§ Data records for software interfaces
——

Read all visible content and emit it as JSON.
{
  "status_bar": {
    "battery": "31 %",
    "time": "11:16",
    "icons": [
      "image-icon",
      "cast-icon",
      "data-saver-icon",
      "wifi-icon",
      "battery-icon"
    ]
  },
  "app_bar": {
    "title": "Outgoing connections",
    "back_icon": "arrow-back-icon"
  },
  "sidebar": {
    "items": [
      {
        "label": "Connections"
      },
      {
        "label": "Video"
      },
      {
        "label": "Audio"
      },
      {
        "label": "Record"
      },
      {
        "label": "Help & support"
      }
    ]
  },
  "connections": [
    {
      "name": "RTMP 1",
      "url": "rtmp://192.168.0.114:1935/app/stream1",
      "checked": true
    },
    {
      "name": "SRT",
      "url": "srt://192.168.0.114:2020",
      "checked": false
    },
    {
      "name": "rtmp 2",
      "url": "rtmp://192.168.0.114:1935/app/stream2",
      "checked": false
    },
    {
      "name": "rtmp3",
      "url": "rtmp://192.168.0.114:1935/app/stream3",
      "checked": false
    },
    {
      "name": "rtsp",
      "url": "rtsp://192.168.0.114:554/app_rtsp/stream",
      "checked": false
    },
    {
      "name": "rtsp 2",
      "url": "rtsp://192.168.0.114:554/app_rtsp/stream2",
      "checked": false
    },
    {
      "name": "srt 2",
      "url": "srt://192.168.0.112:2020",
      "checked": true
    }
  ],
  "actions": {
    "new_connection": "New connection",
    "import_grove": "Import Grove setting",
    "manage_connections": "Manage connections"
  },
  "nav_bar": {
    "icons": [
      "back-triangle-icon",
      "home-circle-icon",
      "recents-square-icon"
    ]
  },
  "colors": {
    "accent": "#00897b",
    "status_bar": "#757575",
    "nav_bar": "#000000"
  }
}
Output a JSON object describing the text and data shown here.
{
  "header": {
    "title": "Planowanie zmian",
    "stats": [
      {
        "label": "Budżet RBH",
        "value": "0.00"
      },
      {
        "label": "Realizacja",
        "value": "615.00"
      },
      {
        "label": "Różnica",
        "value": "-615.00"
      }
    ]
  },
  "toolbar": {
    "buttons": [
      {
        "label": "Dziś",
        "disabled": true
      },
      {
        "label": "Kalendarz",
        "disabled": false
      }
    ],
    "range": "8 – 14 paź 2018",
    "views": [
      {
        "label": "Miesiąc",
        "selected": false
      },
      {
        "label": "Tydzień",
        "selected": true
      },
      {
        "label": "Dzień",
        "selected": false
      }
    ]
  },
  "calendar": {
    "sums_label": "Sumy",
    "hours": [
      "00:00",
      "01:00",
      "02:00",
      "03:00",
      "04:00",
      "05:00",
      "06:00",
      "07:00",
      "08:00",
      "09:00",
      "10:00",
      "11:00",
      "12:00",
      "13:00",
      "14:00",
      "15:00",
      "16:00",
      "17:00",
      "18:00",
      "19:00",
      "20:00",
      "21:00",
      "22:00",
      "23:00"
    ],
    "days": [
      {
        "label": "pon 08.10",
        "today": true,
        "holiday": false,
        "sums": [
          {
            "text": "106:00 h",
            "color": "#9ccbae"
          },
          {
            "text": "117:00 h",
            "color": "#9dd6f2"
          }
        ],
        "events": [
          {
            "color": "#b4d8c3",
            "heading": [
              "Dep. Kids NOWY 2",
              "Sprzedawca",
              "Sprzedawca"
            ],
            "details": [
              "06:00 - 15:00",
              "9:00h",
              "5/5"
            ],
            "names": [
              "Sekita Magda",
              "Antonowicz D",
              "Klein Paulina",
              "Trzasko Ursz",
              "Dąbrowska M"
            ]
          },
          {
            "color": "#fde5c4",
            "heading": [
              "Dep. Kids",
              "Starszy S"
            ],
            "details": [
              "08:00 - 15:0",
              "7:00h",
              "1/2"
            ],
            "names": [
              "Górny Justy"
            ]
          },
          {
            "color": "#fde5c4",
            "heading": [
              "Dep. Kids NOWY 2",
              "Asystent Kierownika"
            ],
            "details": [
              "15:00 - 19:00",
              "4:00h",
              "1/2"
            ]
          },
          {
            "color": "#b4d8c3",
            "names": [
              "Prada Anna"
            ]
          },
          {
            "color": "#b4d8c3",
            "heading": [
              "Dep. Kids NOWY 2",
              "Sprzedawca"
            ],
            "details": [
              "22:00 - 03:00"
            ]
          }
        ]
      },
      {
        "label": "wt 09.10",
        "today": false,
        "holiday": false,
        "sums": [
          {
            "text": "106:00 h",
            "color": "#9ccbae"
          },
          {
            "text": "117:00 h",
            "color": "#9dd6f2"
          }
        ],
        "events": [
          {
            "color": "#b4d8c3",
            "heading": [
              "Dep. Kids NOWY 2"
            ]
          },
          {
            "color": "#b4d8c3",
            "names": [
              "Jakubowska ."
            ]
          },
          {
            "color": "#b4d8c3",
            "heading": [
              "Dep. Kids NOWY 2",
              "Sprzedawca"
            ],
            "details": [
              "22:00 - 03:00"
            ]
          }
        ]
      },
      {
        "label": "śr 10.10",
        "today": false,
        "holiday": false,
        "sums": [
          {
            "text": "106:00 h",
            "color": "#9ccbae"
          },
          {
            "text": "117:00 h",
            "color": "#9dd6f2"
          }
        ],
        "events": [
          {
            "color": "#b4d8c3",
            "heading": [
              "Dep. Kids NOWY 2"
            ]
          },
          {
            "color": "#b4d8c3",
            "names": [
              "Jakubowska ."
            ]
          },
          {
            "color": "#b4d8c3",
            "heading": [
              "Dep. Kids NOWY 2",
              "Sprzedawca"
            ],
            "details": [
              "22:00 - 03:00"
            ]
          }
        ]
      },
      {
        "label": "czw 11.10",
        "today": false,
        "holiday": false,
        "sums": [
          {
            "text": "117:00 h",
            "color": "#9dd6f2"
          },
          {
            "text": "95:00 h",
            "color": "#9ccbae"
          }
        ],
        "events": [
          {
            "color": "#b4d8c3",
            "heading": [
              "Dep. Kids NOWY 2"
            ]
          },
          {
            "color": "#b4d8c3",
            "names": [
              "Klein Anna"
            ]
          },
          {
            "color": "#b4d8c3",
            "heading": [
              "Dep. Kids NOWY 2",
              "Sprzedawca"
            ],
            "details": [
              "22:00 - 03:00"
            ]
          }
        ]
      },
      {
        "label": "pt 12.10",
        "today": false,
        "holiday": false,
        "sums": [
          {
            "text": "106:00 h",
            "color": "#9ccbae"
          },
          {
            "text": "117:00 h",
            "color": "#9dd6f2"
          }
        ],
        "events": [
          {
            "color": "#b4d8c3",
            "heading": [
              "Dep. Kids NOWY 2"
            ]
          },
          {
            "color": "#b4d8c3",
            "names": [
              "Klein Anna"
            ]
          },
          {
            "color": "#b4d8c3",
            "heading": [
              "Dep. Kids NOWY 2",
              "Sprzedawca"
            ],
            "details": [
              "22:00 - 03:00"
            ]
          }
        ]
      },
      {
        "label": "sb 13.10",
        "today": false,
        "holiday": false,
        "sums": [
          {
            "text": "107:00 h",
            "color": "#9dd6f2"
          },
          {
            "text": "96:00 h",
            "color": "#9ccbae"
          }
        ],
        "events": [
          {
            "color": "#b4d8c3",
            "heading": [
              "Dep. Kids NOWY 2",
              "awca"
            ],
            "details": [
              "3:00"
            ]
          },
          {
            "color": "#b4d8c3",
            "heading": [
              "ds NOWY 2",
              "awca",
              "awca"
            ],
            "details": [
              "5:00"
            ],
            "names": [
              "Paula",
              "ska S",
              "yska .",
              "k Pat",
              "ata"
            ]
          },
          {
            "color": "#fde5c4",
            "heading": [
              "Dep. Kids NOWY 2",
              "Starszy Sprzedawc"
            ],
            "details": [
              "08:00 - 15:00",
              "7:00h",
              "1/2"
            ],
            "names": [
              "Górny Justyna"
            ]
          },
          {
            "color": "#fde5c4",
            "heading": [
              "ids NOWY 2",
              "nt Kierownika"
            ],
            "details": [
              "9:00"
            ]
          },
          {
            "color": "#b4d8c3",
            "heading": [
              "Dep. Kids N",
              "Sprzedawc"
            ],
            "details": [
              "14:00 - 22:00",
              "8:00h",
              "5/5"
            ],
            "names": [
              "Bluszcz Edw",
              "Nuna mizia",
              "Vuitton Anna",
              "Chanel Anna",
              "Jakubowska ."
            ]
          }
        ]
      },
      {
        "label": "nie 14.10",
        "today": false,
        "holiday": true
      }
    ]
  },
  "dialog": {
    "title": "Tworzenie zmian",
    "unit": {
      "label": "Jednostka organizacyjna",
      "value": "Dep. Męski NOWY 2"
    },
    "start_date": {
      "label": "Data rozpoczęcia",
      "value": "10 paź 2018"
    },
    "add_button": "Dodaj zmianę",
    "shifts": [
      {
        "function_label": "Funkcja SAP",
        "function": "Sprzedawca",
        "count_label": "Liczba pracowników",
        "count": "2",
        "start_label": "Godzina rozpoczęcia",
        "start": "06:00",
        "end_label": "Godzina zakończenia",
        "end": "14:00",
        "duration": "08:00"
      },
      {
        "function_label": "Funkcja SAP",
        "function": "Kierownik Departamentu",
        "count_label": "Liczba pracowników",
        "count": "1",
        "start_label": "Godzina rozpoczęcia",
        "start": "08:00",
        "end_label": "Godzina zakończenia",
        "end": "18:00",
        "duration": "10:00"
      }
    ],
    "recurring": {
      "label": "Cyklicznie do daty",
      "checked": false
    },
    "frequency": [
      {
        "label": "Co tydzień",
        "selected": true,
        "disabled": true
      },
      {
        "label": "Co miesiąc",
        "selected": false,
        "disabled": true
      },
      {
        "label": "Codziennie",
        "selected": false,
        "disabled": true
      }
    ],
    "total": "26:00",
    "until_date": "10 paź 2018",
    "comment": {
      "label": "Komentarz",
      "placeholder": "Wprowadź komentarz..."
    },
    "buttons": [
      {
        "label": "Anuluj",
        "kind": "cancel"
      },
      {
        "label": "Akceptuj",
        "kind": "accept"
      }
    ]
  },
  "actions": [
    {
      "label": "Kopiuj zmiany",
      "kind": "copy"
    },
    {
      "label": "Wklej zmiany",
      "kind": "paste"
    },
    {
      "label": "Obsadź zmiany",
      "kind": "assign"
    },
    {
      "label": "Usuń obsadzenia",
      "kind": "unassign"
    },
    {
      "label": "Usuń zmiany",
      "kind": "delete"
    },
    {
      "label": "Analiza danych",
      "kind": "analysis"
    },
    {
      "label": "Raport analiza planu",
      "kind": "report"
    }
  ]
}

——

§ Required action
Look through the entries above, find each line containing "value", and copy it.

§ Written reply
        "value": "0.00"
        "value": "615.00"
        "value": "-615.00"
      "value": "Dep. Męski NOWY 2"
      "value": "10 paź 2018"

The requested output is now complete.